- [WHAT NEEDS TO BE DONE]
Retype all of the data shown below, keeping every character the same.

= = =

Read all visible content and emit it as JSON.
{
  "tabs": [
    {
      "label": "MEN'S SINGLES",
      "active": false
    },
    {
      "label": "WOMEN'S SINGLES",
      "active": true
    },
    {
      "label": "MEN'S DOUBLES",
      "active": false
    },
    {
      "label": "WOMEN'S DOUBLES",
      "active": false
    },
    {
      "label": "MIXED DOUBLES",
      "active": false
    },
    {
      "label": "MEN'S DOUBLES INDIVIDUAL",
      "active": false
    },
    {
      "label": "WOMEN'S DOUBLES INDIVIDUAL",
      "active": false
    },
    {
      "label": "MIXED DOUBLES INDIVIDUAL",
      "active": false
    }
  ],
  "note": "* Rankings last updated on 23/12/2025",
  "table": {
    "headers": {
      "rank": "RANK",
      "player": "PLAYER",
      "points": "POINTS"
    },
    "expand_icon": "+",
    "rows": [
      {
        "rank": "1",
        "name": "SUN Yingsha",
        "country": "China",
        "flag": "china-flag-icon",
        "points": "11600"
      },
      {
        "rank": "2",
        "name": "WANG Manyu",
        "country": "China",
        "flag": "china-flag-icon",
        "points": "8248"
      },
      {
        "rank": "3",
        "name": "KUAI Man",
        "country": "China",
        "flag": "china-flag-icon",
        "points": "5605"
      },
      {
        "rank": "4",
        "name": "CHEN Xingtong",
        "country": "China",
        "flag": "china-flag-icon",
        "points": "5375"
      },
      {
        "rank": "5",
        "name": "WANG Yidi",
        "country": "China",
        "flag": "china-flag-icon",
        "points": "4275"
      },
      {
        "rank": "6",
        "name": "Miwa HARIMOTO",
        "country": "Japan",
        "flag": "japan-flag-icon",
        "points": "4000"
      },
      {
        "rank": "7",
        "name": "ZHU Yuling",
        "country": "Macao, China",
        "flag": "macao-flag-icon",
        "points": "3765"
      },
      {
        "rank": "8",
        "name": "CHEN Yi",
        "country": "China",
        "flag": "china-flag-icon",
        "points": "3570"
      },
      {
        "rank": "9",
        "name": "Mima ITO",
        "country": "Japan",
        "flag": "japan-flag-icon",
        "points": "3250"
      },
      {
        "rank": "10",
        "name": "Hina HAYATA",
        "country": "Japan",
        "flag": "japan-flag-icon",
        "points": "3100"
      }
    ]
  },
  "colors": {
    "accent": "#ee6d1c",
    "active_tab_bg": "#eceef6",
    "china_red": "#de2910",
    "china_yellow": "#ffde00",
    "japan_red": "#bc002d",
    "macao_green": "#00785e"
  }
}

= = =

- [RESULT FOR THIS EXERCISE]
Read all visible content and emit it as JSON.
{
  "tabs": [
    {
      "label": "MEN'S SINGLES",
      "active": false
    },
    {
      "label": "WOMEN'S SINGLES",
      "active": true
    },
    {
      "label": "MEN'S DOUBLES",
      "active": false
    },
    {
      "label": "WOMEN'S DOUBLES",
      "active": false
    },
    {
      "label": "MIXED DOUBLES",
      "active": false
    },
    {
      "label": "MEN'S DOUBLES INDIVIDUAL",
      "active": false
    },
    {
      "label": "WOMEN'S DOUBLES INDIVIDUAL",
      "active": false
    },
    {
      "label": "MIXED DOUBLES INDIVIDUAL",
      "active": false
    }
  ],
  "note": "* Rankings last updated on 23/12/2025",
  "table": {
    "headers": {
      "rank": "RANK",
      "player": "PLAYER",
      "points": "POINTS"
    },
    "expand_icon": "+",
    "rows": [
      {
        "rank": "1",
        "name": "SUN Yingsha",
        "country": "China",
        "flag": "china-flag-icon",
        "points": "11600"
      },
      {
        "rank": "2",
        "name": "WANG Manyu",
        "country": "China",
        "flag": "china-flag-icon",
        "points": "8248"
      },
      {
        "rank": "3",
        "name": "KUAI Man",
        "country": "China",
        "flag": "china-flag-icon",
        "points": "5605"
      },
      {
        "rank": "4",
        "name": "CHEN Xingtong",
        "country": "China",
        "flag": "china-flag-icon",
        "points": "5375"
      },
      {
        "rank": "5",
        "name": "WANG Yidi",
        "country": "China",
        "flag": "china-flag-icon",
        "points": "4275"
      },
      {
        "rank": "6",
        "name": "Miwa HARIMOTO",
        "country": "Japan",
        "flag": "japan-flag-icon",
        "points": "4000"
      },
      {
        "rank": "7",
        "name": "ZHU Yuling",
        "country": "Macao, China",
        "flag": "macao-flag-icon",
        "points": "3765"
      },
      {
        "rank": "8",
        "name": "CHEN Yi",
        "country": "China",
        "flag": "china-flag-icon",
        "points": "3570"
      },
      {
        "rank": "9",
        "name": "Mima ITO",
        "country": "Japan",
        "flag": "japan-flag-icon",
        "points": "3250"
      },
      {
        "rank": "10",
        "name": "Hina HAYATA",
        "country": "Japan",
        "flag": "japan-flag-icon",
        "points": "3100"
      }
    ]
  },
  "colors": {
    "accent": "#ee6d1c",
    "active_tab_bg": "#eceef6",
    "china_red": "#de2910",
    "china_yellow": "#ffde00",
    "japan_red": "#bc002d",
    "macao_green": "#00785e"
  }
}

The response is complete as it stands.